WASHINGTON, DC – The Office of Police Complaints (OPC), today released a report to Mayor Muriel Bowser, the Council of the District of Columbia, and Metropolitan Police Department (MPD) Chief Peter Newsham regarding the use of force by MPD officers.
OPC reviewed and analyzed data beginning from Fiscal Year 2013 on all types of force incidents involving MPD officers, divisions, and officer ranks. In addition, the agency reviewed the Department’s policies, procedures, and practices regarding officer use of force.
OPC found there were 2,224 total reported uses of force by 1,074 MPD officers in 991 districts. In addition, the number of reported use of force incidents increased by 36% over the previous fiscal year and the Fifth and Seventh Districts together (Wards 5, 7, and 8) accounted for 38% of all reported use of force incidents.

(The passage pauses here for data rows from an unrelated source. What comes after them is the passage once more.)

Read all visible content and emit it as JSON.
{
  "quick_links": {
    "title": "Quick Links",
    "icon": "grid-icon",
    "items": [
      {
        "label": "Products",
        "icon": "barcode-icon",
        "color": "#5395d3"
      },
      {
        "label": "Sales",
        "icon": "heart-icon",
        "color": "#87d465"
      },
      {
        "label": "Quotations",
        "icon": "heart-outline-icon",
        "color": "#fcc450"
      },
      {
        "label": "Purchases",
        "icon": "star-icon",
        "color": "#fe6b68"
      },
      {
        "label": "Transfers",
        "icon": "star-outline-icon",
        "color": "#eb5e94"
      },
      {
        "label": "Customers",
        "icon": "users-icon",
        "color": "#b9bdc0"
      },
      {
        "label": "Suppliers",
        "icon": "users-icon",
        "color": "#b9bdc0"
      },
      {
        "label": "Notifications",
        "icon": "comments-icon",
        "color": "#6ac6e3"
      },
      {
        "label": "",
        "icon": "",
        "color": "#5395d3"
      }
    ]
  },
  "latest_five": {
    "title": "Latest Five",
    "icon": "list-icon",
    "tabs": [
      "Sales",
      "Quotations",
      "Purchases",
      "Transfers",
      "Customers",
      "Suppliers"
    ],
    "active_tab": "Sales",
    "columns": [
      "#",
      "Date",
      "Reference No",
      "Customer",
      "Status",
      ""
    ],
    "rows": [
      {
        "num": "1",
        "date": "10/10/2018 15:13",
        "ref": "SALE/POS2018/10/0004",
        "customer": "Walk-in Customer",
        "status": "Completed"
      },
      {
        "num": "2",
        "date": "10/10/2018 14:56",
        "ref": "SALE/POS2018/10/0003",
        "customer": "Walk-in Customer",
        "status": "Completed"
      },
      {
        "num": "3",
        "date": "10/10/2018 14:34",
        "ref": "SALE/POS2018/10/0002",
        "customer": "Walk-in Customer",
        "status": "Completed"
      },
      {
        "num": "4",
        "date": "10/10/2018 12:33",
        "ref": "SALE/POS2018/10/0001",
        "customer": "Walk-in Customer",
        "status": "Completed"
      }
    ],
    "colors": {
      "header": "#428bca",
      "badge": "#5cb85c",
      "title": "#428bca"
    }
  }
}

The agency also found that since FY13, Black community members were the subjects of 89% to 93% of reported uses of force. Additionally, males were the subjects of 80% to 90% reported uses of force, while females made up less than 20% of reported cases per year.
As a result of its review and analysis of MPD officers use of force, OPC recommends the following ways the Department can improve data collection and allow for a more complete examination of policies, procedures, and training:
- MPD should create a single use of force General Order that combines all existing guidance into one document.
- MPD should eliminate the Reportable Incident Form (901-g).
- MPD should collect all use of force data electronically.
- MPD should increase the amount of information captured in the Use of Force Incident Report (UFIR).
- MPD supervisors should carefully review all use of force reports prior to approving them for final submission.
- MPD should clarify the definition of contact controls and report contact controls on UFIRs.
- MPD should resume collection of additional data from firearm discharge incidents.
- MPD should require all officers to complete a UFIR immediately following a use of force incident.
“Police use of force is a major topic of discussion and concern across the nation,” said Michel G. Tobin, OPC’s executive director. “Our analysis sheds light on the particulars of how force is used by MPD and will help inform the Department of policy and training issues that need to be addressed. While MPD has made strides to improve, the report makes it clear that there is still work to be done.”
To view the full report, please OPC’s website at www.policecomplaints.dc.gov.